“Virtually everything in our lives is gifted to us, and there are many ‘gifts’ that we would prefer never to have received. It is part of our incarnational existence. We are the offspring of others. To have an embodied existence in space and time is to have a body burdened with the DNA of eons and a family and culture that is both the product and carrier of history.”
Read the whole article by Father Stephen Freeman: The Sins of a Nation
From Father Stephen Freeman:
When the Fathers used the word “symbol,” they understood that something was actually, really and truly made present. A symbol makes present that which it represents. This is fundamental in the doctrine of the Holy Icons. In our modern world, a symbol represents something that is not there, it is a sign of absence. Indeed, because our modern world-view is essentially one of nominalism, we believe that the ancient notion of symbol is simply impossible. It feels like superstition to the modern consciousness.
But this brings us to my description of sin as not being a “legal problem.” St. Justin says that “sin defiles a man and his being.” This is not contemporary language. He means exactly what he is saying. It is of a piece with St. Athanasius’ description of sin as death, corruption and non-being. Sin is something, not just a thought in the mind of God. It kills us, and not because God is doing the killing. Sin is death itself. The “lawlessness” of I John 3:4 is the anarchy, chaos, and disorder of death and corruption. Sin is utterly contrary to the life that is the gift of God.

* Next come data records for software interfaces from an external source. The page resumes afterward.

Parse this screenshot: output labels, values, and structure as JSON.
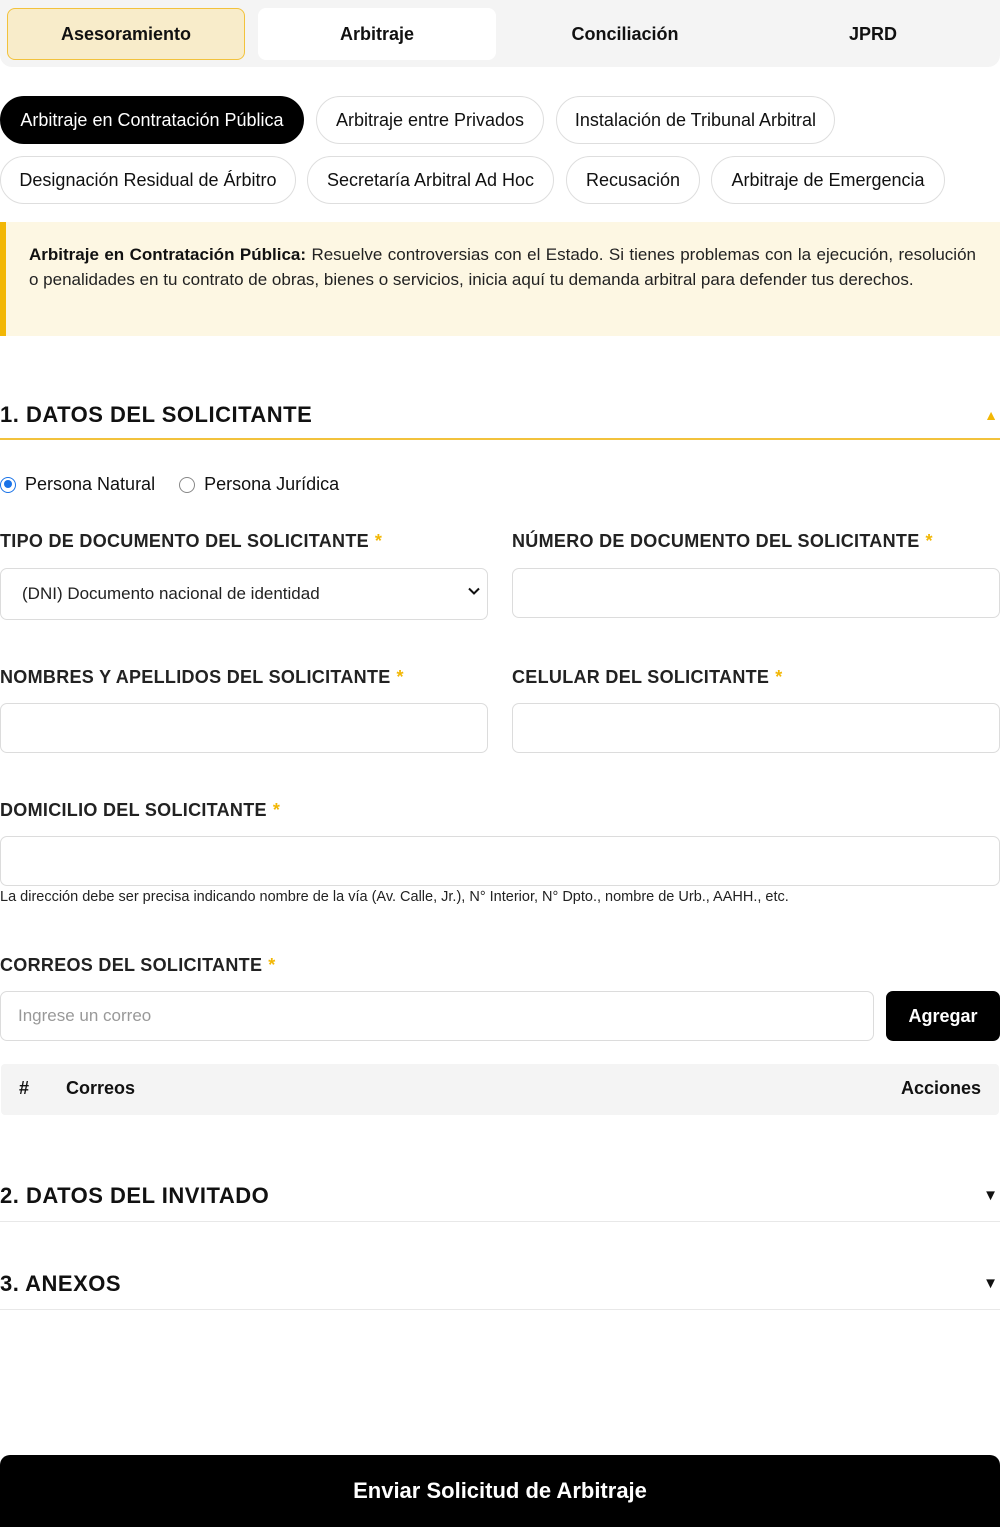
{
  "top_tabs": [
    "Asesoramiento",
    "Arbitraje",
    "Conciliación",
    "JPRD"
  ],
  "service_pills": [
    "Arbitraje en Contratación Pública",
    "Arbitraje entre Privados",
    "Instalación de Tribunal Arbitral",
    "Designación Residual de Árbitro",
    "Secretaría Arbitral Ad Hoc",
    "Recusación",
    "Arbitraje de Emergencia"
  ],
  "info": {
    "title": "Arbitraje en Contratación Pública:",
    "text": " Resuelve controversias con el Estado. Si tienes problemas con la ejecución, resolución o penalidades en tu contrato de obras, bienes o servicios, inicia aquí tu demanda arbitral para defender tus derechos."
  },
  "sections": {
    "s1": "1. DATOS DEL SOLICITANTE",
    "s2": "2. DATOS DEL INVITADO",
    "s3": "3. ANEXOS"
  },
  "person_type": {
    "natural": "Persona Natural",
    "juridica": "Persona Jurídica",
    "selected": "natural"
  },
  "form": {
    "doc_type_label": "TIPO DE DOCUMENTO DEL SOLICITANTE",
    "doc_type_value": "(DNI) Documento nacional de identidad",
    "doc_number_label": "NÚMERO DE DOCUMENTO DEL SOLICITANTE",
    "doc_number_value": "",
    "names_label": "NOMBRES Y APELLIDOS DEL SOLICITANTE",
    "names_value": "",
    "phone_label": "CELULAR DEL SOLICITANTE",
    "phone_value": "",
    "address_label": "DOMICILIO DEL SOLICITANTE",
    "address_value": "",
    "address_hint": "La dirección debe ser precisa indicando nombre de la vía (Av. Calle, Jr.), N° Interior, N° Dpto., nombre de Urb., AAHH., etc.",
    "emails_label": "CORREOS DEL SOLICITANTE",
    "email_placeholder": "Ingrese un correo",
    "add_button": "Agregar",
    "required_mark": "*"
  },
  "emails_table": {
    "columns": [
      "#",
      "Correos",
      "Acciones"
    ],
    "rows": []
  },
  "submit_button": "Enviar Solicitud de Arbitraje",
  "colors": {
    "accent": "#f2c23c",
    "active_pill": "#000000",
    "info_bg": "#fdf7e3",
    "radio_checked": "#1a73e8"
  },
  "icons": {
    "section_open": "caret-up-icon",
    "section_closed": "caret-down-icon",
    "select": "chevron-down-icon"
  }
}
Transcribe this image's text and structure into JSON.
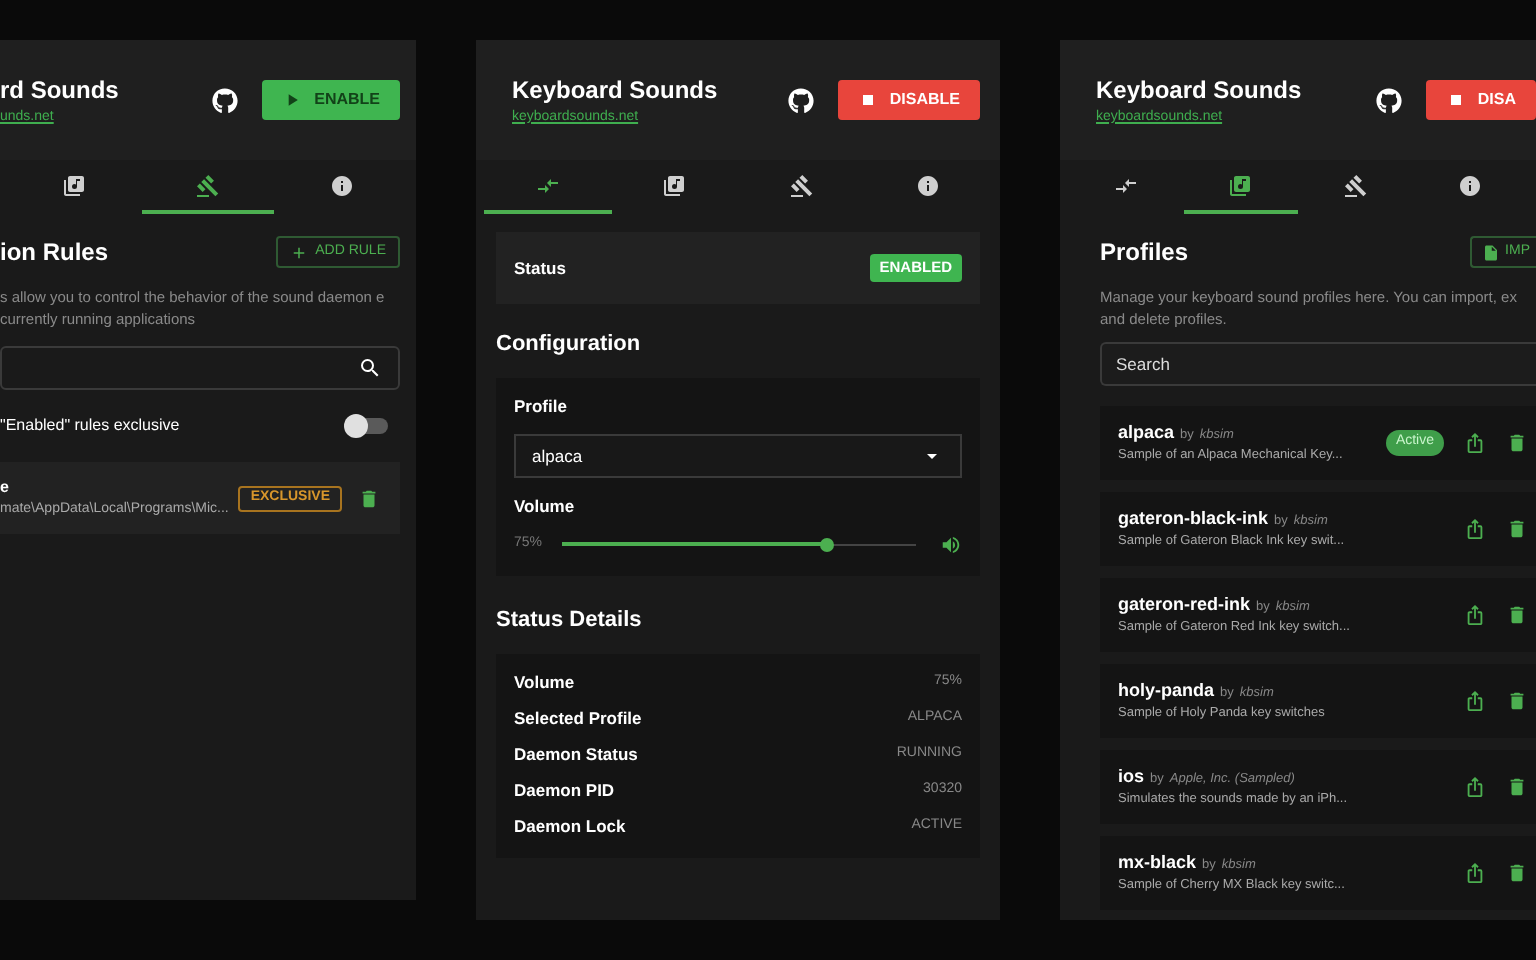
{
  "rules_panel": {
    "title": "rd Sounds",
    "link": "unds.net",
    "button": {
      "kind": "enable",
      "label": "ENABLE"
    },
    "tabs": [
      {
        "kind": "profiles",
        "selected": false
      },
      {
        "kind": "rules",
        "selected": true
      },
      {
        "kind": "about",
        "selected": false
      }
    ],
    "heading": "ion Rules",
    "add_button": "ADD RULE",
    "description": "s allow you to control the behavior of the sound daemon e currently running applications",
    "toggle": {
      "label": "\"Enabled\" rules exclusive",
      "on": false
    },
    "rules": [
      {
        "name": "e",
        "path": "mate\\AppData\\Local\\Programs\\Mic...",
        "badge": "EXCLUSIVE"
      }
    ]
  },
  "status_panel": {
    "title": "Keyboard Sounds",
    "link": "keyboardsounds.net",
    "button": {
      "kind": "disable",
      "label": "DISABLE"
    },
    "tabs": [
      {
        "kind": "status",
        "selected": true
      },
      {
        "kind": "profiles",
        "selected": false
      },
      {
        "kind": "rules",
        "selected": false
      },
      {
        "kind": "about",
        "selected": false
      }
    ],
    "status": {
      "label": "Status",
      "badge": "ENABLED"
    },
    "configuration": {
      "heading": "Configuration",
      "profile_label": "Profile",
      "profile_value": "alpaca",
      "volume_label": "Volume",
      "volume_reading": "75%",
      "level": 0.75
    },
    "details": {
      "heading": "Status Details",
      "rows": [
        {
          "label": "Volume",
          "value": "75%"
        },
        {
          "label": "Selected Profile",
          "value": "ALPACA"
        },
        {
          "label": "Daemon Status",
          "value": "RUNNING"
        },
        {
          "label": "Daemon PID",
          "value": "30320"
        },
        {
          "label": "Daemon Lock",
          "value": "ACTIVE"
        }
      ]
    }
  },
  "profiles_panel": {
    "title": "Keyboard Sounds",
    "link": "keyboardsounds.net",
    "button": {
      "kind": "disable",
      "label": "DISA"
    },
    "tabs": [
      {
        "kind": "status",
        "selected": false
      },
      {
        "kind": "profiles",
        "selected": true
      },
      {
        "kind": "rules",
        "selected": false
      },
      {
        "kind": "about",
        "selected": false
      }
    ],
    "heading": "Profiles",
    "import_button": "IMP",
    "description": "Manage your keyboard sound profiles here. You can import, ex and delete profiles.",
    "search": {
      "placeholder": "Search"
    },
    "profiles": [
      {
        "name": "alpaca",
        "by": "by",
        "author": "kbsim",
        "description": "Sample of an Alpaca Mechanical Key...",
        "badge": "Active"
      },
      {
        "name": "gateron-black-ink",
        "by": "by",
        "author": "kbsim",
        "description": "Sample of Gateron Black Ink key swit..."
      },
      {
        "name": "gateron-red-ink",
        "by": "by",
        "author": "kbsim",
        "description": "Sample of Gateron Red Ink key switch..."
      },
      {
        "name": "holy-panda",
        "by": "by",
        "author": "kbsim",
        "description": "Sample of Holy Panda key switches"
      },
      {
        "name": "ios",
        "by": "by",
        "author": "Apple, Inc. (Sampled)",
        "description": "Simulates the sounds made by an iPh..."
      },
      {
        "name": "mx-black",
        "by": "by",
        "author": "kbsim",
        "description": "Sample of Cherry MX Black key switc..."
      }
    ]
  }
}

This is why St. Justin (and the Church) can say that the remedy of sin is holiness, the “synthesis and unity of all the holy virtues and grace-filled energies.” When we partake of the holy mysteries of Christ’s Body and Blood, they “cleanse us from all sin.” This is not a simple change of our status in the mind of God. His Body and Blood are life. They are the antidote to death, decay, corruption and non-being. They destroy the lawlessness that is the anarchy, chaos and disorder of death and corruption.
You can read the entire article here: Secularized Sin
If all the world a single body shared —
One heart, one breath, one blood, one flesh, one life —
Then sin has not one cell, one atom spared
The poison of shared wickedness and strife.
What wickedness, what strife, you well may ask,
Oblivious that you yourself are sick,
That fallen nature’s health is but a mask
And trust in this world just a devil’s trick.
We are one body, and our body died
The day we sinned, the days we sinned anew,
The walking-dead until the Crucified
By dying killed our sin to make life true.
And so, live well, ye merry gentlemen:
Sin’s antidote was born in Bethlehem.
-Fr. Louis Tarsitano
Yes, it’s my birthday today! Another day to thank God for all His wonderful gifts.
This spring I’ve been enjoying The Prologue of Ohrid by St.Nikolai Velimirovic. I splurged on this two-volume set of readings for every day of the year when our church bookstore offered it at a discount. I was the one who had to write down information about the book for a list of sale items, and that was the first time I’d actually looked inside. Something about the name along with its size had made me disregard it, but in the Preface I learned that the name Ohrid is “solely to distinguish it from the ancient Slavonic Prologue which — regrettably, because of its language — has become inaccessible to the Slavic people of our time.”
I’d heard and read many of St. Nikolai’s Prayers by the Lake, which are heartfelt and inspiring poems, so it is not surprising that his devotionals of three or four pages are also beneficial. They include stories of two or more saints commemorated that day, a Reflection, a Contemplation, a Homily of a few paragraphs, and often a Hymn of Praise. I’m happy to know that the whole thing is also available online, so I won’t need to carry my book across the continent later this month.
Today’s Reflection is a good one for Lent:
Even in His pain on the Cross, the Lord Jesus did not condemn sinners but offered up pardon for their sins to His Father, saying, They know not what they do (Luke 23:34)! Let us not judge anyone so that we will not be judged. For no one is certain that, before his death, he will not commit the same sin by which he condemns his brother. St. Anastasius of Sinai teaches: “Even if you see someone sinning, do not judge him, for you do not know what the end of his life will be like. The thief who was crucified with Christ was a murderer, while Judas was an apostle of Jesus, but the thief entered into the Kingdom, and the apostle went to perdition. Even if you see someone sinning, bear in mind that you do not know his good works. For many have sinned openly and repented in secret; we see their sins, but we do not know their repentance. Therefore, brethren, let us not judge anyone so that we will not be judged.”
|St. Anastasius by Rembrandt